To make a really long story short, I am gay but although gender’s a hugely strong factor for me, there are other equally strong or stronger ones. But there’s not a word for this, sad times.


  1. Sometimes I'm jealous that it's the other way around for guys and if a guy liked even one guy (and told people) he would be Gay Forever. I realize that's kind of a mean thing to be jealous of though.

    I think people also sort of mentally change queer to bisexual when you show any interest at all to someone not your own gender though, so it's kind of hard.

  2. Hm. I think this TV Tropes page might describe what you're talking about: http://tvtropes.org/pmwiki/pmwiki.php/Main/ptitles8ehi15xdv34

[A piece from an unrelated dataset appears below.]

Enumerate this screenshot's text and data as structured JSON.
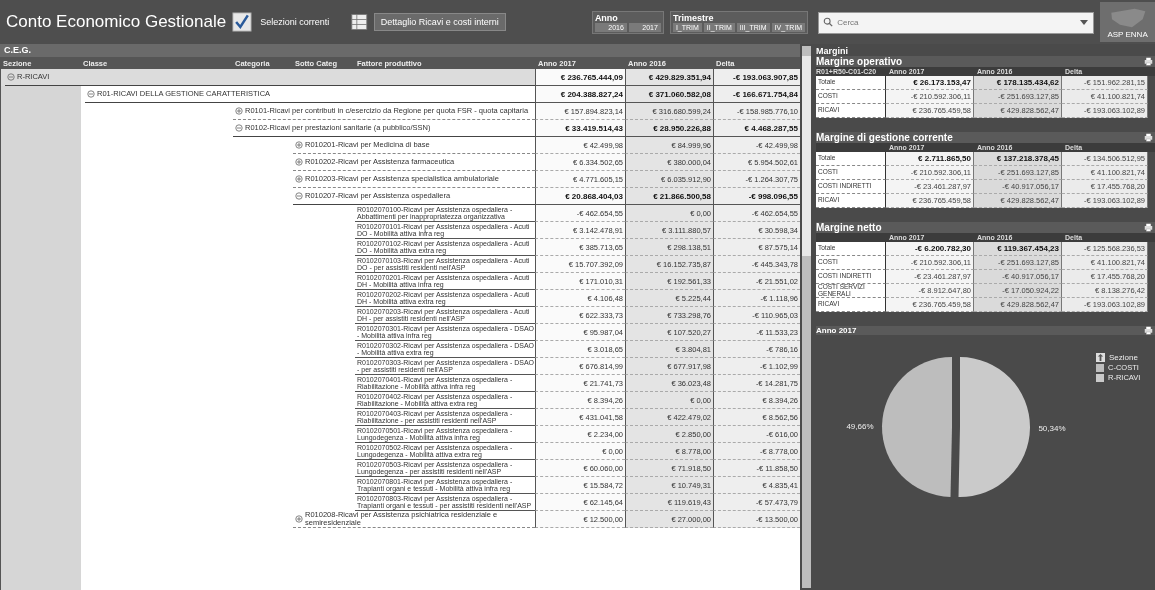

  3. drawknife I won't reexplain because you "liked"/smiled at my formspring answer about Skins, so you already know how I feel about lesbians sleeping with men on that show, but that is part of what spurred me to think about these things besides liking a boy. To recap, the way people talk in fandom is so incredibly like, "men are SO IMPORTANT that if you do stuff with men YOU HAVE TO BE STRONGLY ATTRACTED ENOUGH TO MEN THAT IT'S PART OF YOUR IDENTITY." If lesbians sleep with men they're not real lesbians. Whereas no one thinks Cassie is bi for sleeping with girls.

    I'm jealous of the importance that attraction to men is given, and don't feel mean about it. I mean it does suck if a straight guy likes one guy and then he's labeled as gay, but I feel like that's better than feeling like I have to be 100% gold star and throw up at the thought of kissing a guy, to show that I'm gay.

    Fiona that TV Trope would probably make sense, but I'm really biased because of the whole "lesbians just need the right guy" stereotype. Saying "I'm gay except for [whoever]" bugs me for the same reason as saying "I like this boy but he's an exception." It seems like it locates my attraction to a boy in something super-magic-awesome about the boy that gets past my gay*, instead of just acknowledging that there are situations where some lesbians would be attracted to a boy.

    *not that everyone I have a crush on isn't awesome.

  4. I had this deep, insightful comment that was all the more deep and insightful for getting eaten by Blogger.

    I'll just say that I hate that we feel this need to label our sexuality the way we do in this culture, and that I feel like I'm too gay to be straight and too straight to be properly bi, and that I'm probably a shithead.